Today at church the pastor called us to serve, to be ministers, to usher in the Kingdom of Heaven, RIGHT WHERE WE ARE.
Even if we’re not where we want to be. Even if we’re not in our dream job or ideal living situation or working with our “target population” just yet.
People–the people right in front of us–matter most.
I was convicted.
You see, I’m in grad school on my way to (hopefully) landing a job where I can work with refugees. But I’m not there yet. Right now I’m working with mostly well-off international college students from countries like Kuwait and Saudi Arabia. I’m writing lesson plans for hypothetical classes in my teacher training classes and grading hundreds of essays for students who just want to tick off a GE requirement.
In the midst of studying and paper writing and correcting grammar mistakes, I’ve lost sight that this place matters. This interim, this training ground, this place that I am currently in, matters.
And not just as a means to end. A means to transforming the lives of refugees. My time at SDSU, right now, can be a destination in itself. A place to see God work. A place to serve and grow and plant deep roots. To usher in the Kingdom of Heaven here on Earth.
My Kuwaiti students who talk back and the tedious hours I spend planning curriculum–ALL MATTER.
And that’s the area where my future husband blows me out of the water.
He may not be called to a particular people group or have the same international justice outlook as I do, but he is so faithful in the here and now. To the people right in front of him.
He treats everyone with respect and kindness. He’s generous to all.
As much as I theorize about poverty and social justice, he works diligently, humbly to serve those right in front of him.
Of course I still think it’s important to look outward. To be challenged. To reach beyond the comfort of our own friends and neighborhoods. To see the unseen and offer a listening ear to the unheard. To make a conscious effort to go where God is calling us, even if it’s uncomfortable. To daily ask for the scales and blinders to drop from our eyelids.

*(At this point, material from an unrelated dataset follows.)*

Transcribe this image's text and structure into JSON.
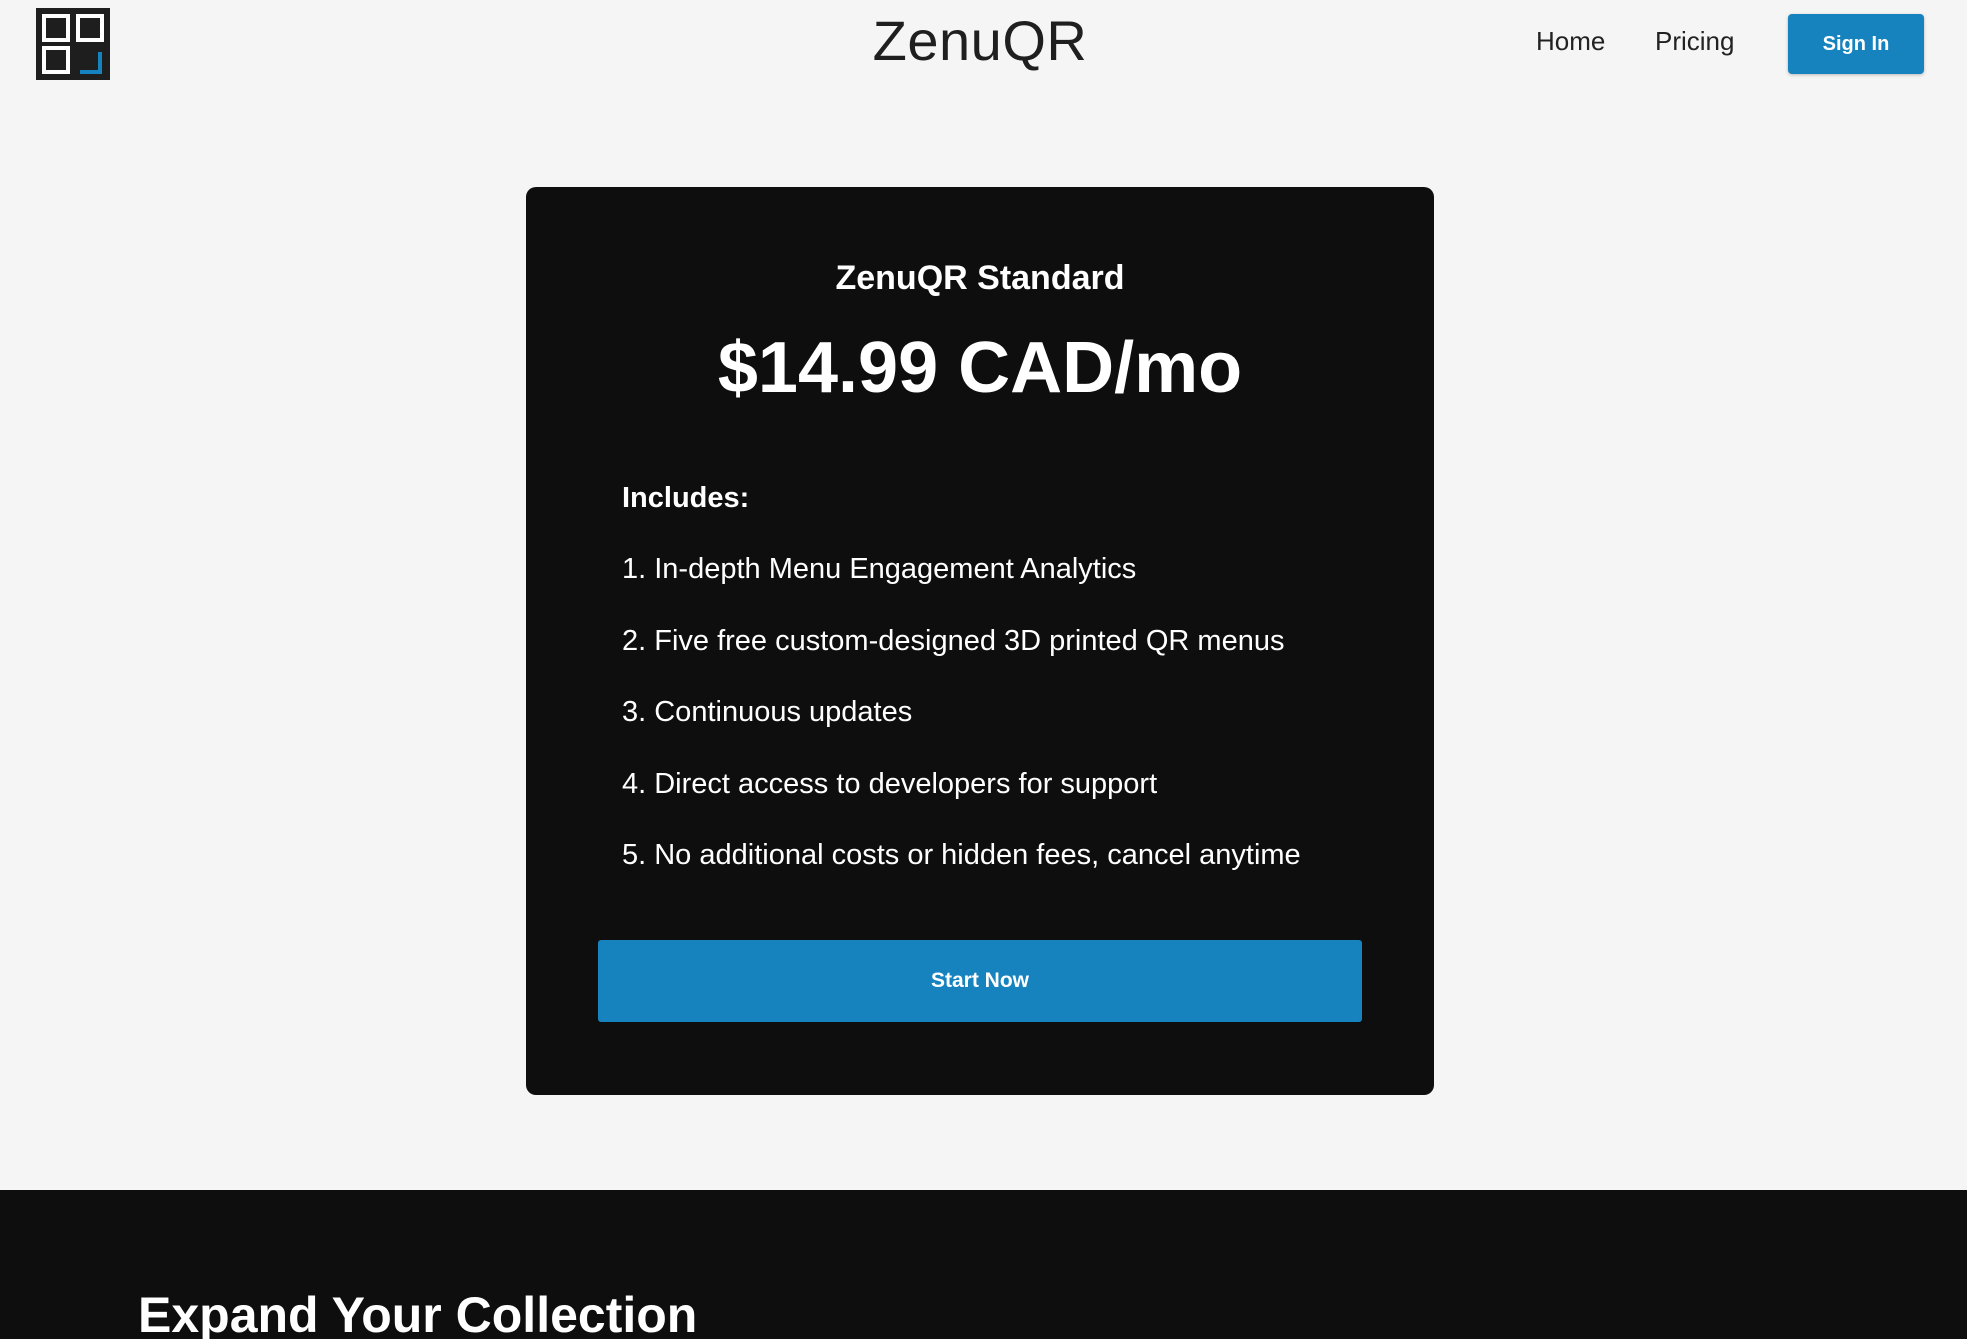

I’m that much more excited to ask these questions and to seek my/our calling with a man who daily teaches me how to be faithful in the smalls things, how to love when no one is watching, and how to live like all places–all people–matter.